Data for processing: Begin
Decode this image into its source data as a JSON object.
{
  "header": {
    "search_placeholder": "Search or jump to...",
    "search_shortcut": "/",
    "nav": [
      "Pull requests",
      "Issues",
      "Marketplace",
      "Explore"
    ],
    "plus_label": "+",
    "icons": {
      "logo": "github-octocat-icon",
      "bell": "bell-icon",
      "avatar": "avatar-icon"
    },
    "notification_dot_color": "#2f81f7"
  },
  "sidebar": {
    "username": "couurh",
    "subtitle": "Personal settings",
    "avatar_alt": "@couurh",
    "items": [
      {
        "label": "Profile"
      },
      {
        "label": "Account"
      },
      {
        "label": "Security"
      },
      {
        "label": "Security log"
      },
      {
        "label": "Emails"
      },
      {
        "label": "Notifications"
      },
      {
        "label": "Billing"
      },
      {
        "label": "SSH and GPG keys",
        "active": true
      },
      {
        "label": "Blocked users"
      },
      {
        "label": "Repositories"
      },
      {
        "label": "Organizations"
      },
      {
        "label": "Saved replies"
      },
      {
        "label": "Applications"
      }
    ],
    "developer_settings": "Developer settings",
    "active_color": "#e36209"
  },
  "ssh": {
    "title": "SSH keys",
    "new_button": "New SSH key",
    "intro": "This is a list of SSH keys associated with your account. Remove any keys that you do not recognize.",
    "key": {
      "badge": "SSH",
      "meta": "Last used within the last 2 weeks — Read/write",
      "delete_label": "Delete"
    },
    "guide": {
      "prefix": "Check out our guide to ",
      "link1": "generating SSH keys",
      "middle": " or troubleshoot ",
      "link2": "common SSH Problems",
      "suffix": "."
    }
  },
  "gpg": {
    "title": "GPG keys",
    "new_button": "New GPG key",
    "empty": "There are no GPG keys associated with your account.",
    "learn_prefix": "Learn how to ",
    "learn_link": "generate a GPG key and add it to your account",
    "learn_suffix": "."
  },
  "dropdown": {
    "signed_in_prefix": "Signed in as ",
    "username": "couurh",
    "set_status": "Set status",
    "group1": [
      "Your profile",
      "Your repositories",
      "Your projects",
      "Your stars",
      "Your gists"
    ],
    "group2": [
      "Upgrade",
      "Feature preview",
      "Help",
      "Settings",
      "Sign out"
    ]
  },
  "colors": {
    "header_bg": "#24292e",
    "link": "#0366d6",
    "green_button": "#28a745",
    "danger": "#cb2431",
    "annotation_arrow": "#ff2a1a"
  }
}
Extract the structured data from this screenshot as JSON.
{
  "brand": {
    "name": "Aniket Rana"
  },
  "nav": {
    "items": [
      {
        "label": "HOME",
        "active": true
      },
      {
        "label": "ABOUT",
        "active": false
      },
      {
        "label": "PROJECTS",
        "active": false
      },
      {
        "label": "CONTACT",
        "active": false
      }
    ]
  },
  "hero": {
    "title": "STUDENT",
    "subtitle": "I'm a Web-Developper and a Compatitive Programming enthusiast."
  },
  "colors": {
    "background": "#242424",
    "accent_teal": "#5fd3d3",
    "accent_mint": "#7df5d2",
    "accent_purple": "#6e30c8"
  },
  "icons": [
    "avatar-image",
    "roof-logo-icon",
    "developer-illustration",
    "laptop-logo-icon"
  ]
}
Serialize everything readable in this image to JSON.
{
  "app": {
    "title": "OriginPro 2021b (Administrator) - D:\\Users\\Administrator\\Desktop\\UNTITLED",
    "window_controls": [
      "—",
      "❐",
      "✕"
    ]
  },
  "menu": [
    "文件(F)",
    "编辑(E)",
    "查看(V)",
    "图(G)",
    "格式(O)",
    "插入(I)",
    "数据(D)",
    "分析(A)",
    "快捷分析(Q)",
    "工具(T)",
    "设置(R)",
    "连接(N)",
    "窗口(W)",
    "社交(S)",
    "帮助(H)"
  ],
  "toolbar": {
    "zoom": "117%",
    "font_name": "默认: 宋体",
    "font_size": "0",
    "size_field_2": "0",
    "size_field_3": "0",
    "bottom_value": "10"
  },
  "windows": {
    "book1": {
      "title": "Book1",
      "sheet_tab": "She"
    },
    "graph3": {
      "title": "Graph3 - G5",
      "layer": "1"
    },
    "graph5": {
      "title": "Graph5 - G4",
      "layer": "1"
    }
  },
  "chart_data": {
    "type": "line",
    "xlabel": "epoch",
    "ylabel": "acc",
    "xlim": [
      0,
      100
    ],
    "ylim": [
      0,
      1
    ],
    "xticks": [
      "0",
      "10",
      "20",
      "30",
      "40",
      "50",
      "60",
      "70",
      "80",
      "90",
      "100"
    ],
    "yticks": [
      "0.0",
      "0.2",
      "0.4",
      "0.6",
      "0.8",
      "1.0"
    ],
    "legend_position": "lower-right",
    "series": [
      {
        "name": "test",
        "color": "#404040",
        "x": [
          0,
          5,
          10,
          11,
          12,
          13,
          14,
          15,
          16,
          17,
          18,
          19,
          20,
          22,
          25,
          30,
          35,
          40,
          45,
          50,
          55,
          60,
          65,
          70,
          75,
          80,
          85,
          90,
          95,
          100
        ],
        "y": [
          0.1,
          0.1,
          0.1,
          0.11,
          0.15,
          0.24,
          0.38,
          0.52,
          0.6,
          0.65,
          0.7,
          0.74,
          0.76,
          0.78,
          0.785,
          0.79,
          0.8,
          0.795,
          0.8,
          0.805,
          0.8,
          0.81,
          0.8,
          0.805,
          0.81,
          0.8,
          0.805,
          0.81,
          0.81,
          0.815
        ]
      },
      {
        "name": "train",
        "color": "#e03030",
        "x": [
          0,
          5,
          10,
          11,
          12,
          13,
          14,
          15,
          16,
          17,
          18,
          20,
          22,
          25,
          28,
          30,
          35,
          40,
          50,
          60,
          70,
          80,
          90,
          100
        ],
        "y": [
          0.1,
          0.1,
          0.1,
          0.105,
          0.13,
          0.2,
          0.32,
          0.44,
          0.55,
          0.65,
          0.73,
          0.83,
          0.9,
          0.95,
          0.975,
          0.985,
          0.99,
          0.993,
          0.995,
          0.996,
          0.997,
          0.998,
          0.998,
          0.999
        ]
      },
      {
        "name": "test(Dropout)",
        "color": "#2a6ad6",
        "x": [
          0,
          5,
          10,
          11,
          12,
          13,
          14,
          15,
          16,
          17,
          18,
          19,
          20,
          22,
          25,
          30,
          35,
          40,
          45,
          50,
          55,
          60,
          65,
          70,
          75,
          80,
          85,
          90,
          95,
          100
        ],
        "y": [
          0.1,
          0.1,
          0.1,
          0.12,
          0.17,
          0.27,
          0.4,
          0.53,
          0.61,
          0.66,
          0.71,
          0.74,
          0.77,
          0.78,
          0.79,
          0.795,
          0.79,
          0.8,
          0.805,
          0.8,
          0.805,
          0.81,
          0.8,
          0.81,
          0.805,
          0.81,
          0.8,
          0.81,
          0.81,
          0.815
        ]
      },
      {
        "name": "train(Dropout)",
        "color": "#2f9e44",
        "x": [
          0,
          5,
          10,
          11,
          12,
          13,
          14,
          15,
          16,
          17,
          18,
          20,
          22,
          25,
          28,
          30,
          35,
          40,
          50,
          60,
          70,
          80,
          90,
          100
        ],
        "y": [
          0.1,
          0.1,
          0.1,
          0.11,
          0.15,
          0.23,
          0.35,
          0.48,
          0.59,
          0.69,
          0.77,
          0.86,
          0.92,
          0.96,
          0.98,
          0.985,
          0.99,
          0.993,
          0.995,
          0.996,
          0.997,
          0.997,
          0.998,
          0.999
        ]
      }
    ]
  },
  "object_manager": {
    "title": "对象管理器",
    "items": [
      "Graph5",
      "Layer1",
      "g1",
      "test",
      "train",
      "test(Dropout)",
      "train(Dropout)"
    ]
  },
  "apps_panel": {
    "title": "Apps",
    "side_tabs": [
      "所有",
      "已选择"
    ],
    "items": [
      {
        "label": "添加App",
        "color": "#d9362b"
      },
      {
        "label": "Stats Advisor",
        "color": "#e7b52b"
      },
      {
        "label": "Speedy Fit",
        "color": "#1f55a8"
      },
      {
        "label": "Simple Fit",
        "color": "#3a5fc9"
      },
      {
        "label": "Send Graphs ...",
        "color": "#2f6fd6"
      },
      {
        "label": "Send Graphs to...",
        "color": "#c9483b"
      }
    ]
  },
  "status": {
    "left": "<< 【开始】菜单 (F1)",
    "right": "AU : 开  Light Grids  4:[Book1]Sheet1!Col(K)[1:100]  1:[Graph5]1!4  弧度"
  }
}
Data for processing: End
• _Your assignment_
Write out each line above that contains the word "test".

• _Task solution_
        "name": "test",
        "name": "test(Dropout)",
      "test",
      "test(Dropout)",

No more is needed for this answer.